This Bacterium Can Do Division, Compute Logarithms And Take Square Roots
MIT researchers engineered bacterial cells to function as living calculators.
A group of engineers from MIT have created analog calculators out of living cells, according to a paper published online in Nature yesterday. By tweaking the genes of bacterial cells, the researchers were able to create circuits that can perform calculations–including division, multiplication, logarithms and square roots–in a much more efficient way than many existing biocomputers.
Using analog circuits, which harness a cell’s natural biochemical functions, allows for more nuanced computations than imposing digital logic. While digital circuits classify all values as zeros and ones, analog circuits can handle a continuous range of inputs, allowing for values in between. In addition to computing whether or not a molecule like glucose is present, these circuits can tell its concentration, for instance.
“Analog computation is very efficient,” senior author Rahul Sarpeshkar said in a press statement. “To create digital circuits at a comparable level of precision would take many more genetic parts.”
A synthetic circuit that calculates square roots, for example, requires more than 100 parts, while the MIT team’s analog circuit only uses two parts.
To create a circuit that could multiply, researchers combined two circuits that both turn on the genes for green fluorescent protein, or GFP. One used a sugar called arabinose, and the other used a signaling molecule called AHL. The combined input from both are then calculated using the total amount of GFP.
The cell divides using the same enzyme mechanism that helps it calculate the ratios of different molecules. The researchers modified the circuits to expand their range and compute inputs up to 10,000.

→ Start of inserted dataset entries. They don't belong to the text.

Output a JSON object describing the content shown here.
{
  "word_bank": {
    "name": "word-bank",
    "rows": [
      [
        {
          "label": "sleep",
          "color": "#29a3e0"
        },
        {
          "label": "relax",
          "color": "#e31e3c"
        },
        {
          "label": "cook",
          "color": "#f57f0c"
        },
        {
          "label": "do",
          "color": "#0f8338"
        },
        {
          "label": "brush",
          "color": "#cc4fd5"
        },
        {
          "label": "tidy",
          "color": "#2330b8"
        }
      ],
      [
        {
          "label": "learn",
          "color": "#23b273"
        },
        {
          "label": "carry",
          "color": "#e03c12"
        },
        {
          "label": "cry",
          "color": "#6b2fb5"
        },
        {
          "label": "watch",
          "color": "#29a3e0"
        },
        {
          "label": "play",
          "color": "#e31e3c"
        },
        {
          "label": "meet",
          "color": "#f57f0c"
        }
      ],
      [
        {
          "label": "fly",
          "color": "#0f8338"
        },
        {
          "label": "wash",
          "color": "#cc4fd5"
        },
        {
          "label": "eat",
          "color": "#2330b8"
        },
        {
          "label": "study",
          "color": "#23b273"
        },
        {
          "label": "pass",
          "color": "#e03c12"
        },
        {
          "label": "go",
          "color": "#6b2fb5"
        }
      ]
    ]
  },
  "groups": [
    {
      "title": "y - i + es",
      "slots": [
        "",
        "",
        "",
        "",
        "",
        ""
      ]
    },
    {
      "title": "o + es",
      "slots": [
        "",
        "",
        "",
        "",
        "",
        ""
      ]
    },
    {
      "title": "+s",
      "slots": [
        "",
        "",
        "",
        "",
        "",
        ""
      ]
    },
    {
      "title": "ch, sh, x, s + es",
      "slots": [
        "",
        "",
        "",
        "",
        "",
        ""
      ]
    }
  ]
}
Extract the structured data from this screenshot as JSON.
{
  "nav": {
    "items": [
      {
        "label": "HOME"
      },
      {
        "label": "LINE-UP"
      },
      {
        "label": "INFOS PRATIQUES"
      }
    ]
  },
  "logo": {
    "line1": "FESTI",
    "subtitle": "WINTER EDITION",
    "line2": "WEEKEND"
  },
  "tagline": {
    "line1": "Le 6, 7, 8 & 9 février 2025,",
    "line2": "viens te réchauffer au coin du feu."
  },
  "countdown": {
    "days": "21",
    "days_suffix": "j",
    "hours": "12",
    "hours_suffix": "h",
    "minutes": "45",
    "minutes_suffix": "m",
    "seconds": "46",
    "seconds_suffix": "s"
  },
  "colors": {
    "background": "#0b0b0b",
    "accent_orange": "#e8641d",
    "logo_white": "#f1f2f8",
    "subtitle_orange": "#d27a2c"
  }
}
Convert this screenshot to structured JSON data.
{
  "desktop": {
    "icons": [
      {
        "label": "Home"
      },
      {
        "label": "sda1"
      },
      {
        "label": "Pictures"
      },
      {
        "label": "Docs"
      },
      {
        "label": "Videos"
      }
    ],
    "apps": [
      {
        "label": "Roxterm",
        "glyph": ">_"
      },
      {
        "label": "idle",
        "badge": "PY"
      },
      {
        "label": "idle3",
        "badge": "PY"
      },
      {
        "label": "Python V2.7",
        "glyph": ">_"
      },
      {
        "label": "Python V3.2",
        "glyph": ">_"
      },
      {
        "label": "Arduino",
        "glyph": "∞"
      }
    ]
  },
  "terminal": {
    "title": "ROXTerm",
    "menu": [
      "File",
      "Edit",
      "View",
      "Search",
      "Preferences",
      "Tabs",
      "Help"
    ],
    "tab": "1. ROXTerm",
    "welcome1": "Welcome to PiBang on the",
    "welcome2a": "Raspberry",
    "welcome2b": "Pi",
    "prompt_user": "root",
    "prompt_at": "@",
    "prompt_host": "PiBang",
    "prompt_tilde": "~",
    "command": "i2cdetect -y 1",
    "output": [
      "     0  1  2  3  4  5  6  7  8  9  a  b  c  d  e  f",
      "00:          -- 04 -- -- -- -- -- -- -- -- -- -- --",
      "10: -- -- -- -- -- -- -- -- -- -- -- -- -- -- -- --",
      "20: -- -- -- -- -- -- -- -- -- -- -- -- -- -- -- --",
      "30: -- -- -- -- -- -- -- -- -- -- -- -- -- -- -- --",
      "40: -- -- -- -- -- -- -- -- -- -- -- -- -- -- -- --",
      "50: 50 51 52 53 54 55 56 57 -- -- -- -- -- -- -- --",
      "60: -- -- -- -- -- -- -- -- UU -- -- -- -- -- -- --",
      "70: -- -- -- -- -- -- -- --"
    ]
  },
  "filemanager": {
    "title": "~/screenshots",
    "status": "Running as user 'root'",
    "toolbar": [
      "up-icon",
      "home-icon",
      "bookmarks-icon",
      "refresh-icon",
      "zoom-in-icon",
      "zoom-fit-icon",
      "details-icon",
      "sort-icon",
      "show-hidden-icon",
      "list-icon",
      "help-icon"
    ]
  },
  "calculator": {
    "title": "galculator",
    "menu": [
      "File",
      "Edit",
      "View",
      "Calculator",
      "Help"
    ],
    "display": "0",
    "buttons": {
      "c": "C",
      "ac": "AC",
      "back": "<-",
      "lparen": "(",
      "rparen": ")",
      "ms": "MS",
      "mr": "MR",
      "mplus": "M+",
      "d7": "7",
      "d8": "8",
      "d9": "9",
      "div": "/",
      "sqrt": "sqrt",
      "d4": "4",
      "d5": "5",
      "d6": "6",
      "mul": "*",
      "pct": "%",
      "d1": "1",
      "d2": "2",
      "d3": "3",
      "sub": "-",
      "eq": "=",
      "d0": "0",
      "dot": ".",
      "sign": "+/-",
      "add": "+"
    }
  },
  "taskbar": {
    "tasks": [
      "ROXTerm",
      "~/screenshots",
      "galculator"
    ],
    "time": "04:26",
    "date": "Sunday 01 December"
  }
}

The researcher’s future goal is to replicate their success with bacterial cells in larger cells, including mammalian cells. Karpeshkar aims to create new circuits that can improve gene expression, molecular sensing and computation, according to MIT. “We have just scratched the surface of what sophisticated analog feedback circuits can do in living cells,” he said.